Coronavirus patients with access to hospital equipment, ICU beds, have a much greater chance of survival.
With 377,431 confirmed cases of COVID-19 on 24 March, health systems around the world are groaning under the strain.
Italy, which has suffered the deadliest outbreak of the disease with almost 64,000 cases, has 12.5 critical care beds per 100,000 people; compared with Germany, which has 29.2.
Once people are admitted to hospital, coronavirus patients require intensive and lengthy treatment, meaning beds are tied up for a several weeks.
Doctors in the north of Italy say that 70% of their intensive care unit beds are now reserved for coronavirus patients with a reasonable chance to survive.
Global Micro hospitals Market Landscape
Goldstein Research analyst forecast the micro hospitals market size is set to register the CAGR of 6.1% over the forecast years.
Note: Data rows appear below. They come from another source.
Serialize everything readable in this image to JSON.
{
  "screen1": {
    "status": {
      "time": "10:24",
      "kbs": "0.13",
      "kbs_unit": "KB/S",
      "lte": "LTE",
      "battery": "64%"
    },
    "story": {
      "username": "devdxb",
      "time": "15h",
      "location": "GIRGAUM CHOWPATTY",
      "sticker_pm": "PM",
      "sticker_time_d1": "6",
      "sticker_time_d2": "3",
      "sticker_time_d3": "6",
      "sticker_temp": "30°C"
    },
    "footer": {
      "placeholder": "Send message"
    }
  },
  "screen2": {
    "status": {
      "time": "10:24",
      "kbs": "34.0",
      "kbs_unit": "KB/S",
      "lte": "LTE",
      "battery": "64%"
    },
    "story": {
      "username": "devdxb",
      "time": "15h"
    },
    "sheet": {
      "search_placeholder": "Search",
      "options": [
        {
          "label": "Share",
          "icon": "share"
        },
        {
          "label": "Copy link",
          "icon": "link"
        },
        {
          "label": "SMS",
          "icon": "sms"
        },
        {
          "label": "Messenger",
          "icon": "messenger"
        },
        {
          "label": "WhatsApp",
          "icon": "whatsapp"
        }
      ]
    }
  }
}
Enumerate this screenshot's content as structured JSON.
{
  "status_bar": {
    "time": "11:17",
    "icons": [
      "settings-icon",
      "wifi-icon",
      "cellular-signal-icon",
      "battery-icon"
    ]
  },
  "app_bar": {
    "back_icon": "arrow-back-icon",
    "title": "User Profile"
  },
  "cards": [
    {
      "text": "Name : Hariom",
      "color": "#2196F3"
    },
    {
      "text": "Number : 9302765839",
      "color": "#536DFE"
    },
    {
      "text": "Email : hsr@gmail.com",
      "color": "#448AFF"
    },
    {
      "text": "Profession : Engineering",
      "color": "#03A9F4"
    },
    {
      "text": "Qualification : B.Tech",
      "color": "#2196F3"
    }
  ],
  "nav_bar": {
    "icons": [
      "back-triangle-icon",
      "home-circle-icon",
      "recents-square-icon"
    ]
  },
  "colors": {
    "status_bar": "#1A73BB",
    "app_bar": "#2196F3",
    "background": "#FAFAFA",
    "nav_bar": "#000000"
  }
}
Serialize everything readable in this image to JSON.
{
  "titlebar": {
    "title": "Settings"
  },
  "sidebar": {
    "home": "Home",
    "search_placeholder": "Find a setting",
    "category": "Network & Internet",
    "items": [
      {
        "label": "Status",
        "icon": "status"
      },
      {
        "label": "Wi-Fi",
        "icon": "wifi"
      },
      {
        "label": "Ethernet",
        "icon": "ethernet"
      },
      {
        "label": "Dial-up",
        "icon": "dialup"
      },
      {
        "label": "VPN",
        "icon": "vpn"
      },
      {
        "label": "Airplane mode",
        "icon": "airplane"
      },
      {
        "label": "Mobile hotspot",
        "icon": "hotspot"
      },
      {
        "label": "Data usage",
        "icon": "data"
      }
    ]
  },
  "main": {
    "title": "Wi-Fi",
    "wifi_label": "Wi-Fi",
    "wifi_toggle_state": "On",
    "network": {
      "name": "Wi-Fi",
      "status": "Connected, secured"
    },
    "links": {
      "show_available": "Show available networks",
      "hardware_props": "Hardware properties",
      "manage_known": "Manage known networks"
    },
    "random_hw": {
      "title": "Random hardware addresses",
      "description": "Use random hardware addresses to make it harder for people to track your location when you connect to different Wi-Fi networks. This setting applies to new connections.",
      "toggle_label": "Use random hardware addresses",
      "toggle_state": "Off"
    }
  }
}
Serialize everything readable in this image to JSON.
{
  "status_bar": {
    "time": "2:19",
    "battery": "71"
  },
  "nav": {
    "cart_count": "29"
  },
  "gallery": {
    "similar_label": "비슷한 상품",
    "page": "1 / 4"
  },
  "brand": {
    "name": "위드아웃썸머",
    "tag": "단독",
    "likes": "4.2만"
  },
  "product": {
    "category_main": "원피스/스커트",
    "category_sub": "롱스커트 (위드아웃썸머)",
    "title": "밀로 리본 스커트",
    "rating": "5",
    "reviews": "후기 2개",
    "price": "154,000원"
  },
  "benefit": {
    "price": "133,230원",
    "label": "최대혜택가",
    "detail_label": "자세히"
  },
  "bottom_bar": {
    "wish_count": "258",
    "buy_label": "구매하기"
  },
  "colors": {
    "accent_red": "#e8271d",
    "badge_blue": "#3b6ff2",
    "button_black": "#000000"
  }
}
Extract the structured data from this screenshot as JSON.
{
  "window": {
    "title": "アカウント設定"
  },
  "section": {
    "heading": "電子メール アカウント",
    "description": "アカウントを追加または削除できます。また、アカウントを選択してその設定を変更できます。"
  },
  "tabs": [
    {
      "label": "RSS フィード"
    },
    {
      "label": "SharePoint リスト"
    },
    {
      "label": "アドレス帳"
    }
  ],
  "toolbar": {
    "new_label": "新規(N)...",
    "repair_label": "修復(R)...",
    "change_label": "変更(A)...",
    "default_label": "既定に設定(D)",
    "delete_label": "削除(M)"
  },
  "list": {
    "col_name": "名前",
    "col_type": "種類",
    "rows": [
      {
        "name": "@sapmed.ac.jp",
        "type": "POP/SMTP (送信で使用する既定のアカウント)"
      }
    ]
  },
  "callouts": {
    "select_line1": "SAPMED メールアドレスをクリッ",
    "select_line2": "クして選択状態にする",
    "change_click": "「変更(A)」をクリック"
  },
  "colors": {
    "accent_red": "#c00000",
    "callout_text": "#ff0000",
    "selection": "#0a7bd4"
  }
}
Based on geography, USA market for microhospitals is expected to grow at a CAGR of 5.86% over the forecast period and dominated the microhospital market owing to the collaboration and partnership to increase the adaptation of microhospitals. Europe is the second-largest market.
Based on location, tier 1 & 2 cities are the target locations for microhospitals and are the dominating segment of microhospital market with market share of 55% in 2016 attributed to the microhospitals are similar to community hospitals and health systems are placing microhospitals in larger metro areas in communities where patients may not have easy access to acute or emergency care and microhospital seeks to fill that care gap and provide better access to care.